Republicans win a philosophical battle on the ACA
The libertarians and Republicans won a big victory in the ACA ruling today. Five justices, including Roberts, think the mandate cannot be supported under the Commerce Clause of the US Constitution. The five justices, Roberts, Alito, Thomas, Kennedy and Scalia, have a cramped, late 19th Century view of the Commerce Clause, and had the audacity to take seriously the dumbest argument to hit the Supreme Court since it held the State of New York could not regulate bakers' hours in Lochner.
To think that broccoli is like health insurance is to be absurd. Roberts actually wrote a ridiculous hypothetical that broccoli might one day be found by scientists to stop cancer and then, if Congress mandated everyone to buy broccoli, that would be unconstitutional. The issues of access, so large for health insurance, are simply ignored. He took a science fiction hypothetical to argue against a practical way (albeit a way I have long opposed from a public policy or legislative standpoint) to incentivize people to purchase health insurance.
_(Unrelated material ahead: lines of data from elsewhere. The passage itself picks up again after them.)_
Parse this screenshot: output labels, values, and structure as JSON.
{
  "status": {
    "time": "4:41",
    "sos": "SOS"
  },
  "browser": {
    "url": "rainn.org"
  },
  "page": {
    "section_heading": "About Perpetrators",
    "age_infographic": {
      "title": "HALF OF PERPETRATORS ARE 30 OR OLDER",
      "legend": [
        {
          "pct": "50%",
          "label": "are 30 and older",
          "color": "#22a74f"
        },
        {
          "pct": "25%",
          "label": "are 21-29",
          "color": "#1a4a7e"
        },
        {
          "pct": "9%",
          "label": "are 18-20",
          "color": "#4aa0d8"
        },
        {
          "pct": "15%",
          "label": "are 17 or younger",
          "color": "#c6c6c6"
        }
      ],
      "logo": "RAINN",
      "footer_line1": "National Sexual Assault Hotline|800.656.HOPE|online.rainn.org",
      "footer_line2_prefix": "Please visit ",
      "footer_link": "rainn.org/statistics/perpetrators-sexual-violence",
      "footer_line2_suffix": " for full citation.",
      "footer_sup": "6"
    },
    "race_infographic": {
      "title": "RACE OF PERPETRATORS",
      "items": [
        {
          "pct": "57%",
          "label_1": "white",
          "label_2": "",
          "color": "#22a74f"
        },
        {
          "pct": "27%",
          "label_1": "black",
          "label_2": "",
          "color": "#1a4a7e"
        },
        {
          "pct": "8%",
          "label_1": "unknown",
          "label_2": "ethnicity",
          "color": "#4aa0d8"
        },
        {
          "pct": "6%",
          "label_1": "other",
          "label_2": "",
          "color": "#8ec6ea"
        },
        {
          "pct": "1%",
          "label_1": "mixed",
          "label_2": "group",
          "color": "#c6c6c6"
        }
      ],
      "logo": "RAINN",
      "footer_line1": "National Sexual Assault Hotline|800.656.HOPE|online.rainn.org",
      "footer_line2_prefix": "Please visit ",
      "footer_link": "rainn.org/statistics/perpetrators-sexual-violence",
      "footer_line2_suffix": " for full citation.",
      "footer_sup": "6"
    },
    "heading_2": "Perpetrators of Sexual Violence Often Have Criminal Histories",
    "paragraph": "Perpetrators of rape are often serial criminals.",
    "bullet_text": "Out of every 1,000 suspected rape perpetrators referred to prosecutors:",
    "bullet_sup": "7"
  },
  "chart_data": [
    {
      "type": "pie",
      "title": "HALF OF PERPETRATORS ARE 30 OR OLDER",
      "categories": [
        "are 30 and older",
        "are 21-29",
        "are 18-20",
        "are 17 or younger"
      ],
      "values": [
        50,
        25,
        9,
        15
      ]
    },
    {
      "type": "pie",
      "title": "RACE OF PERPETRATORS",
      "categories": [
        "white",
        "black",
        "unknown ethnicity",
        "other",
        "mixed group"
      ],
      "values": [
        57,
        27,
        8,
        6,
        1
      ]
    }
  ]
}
And they also took seriously the ridiculous point about activity v. inactivity, which Mark Tushnet had demolished at least two years ago, and which, frankly, can anyone really say they never saw the inside of a hospital from birth forward?
Roberts did his usual twist of nearly overruling something and giving a small open door to wait for another day. The tax argument was arcane and narrow, and while libertarians may still object, they had a good day.
I realize corporate tee vee and ray-dio media's shallow pundits and reporters are saying it's a victory for Obama, I guess it is in that narrow short term political sense. But this was a victory for those who would undermine the deference the judiciary is to provide to the legislature when it comes to economic regulation. The decision of the five right wing justices to substitute their judgment for Congress on this important policy with regard to Commerce Clause jurisprudence is one we should watch in the coming years.
Not really any links as I am limited for time this week and frankly, I don't think it is necessary...:-)
ADDENDUM: More time than I thought. Just for fun, for others' comments, here are some links of bloggers, starting with:
who are two law profs, and then
Tom Sorocca, a writer who wrote an interesting article on the decision at Slate.com
Goerge Zornick at The Nation.
It bothers me that Obama chose the most reactionary "solution" to the health care access and cost crisis, which enabled the right wing the opportunity it needed to limit the scope of the Commerce Clause and even worse from a short term view, deprive Medicaid to millions more people because of the way Republicans and assorted right wingers in State governments will use the portion of the decision denying the Medicaid expansion's constitutionality. Heckava job, Obammy!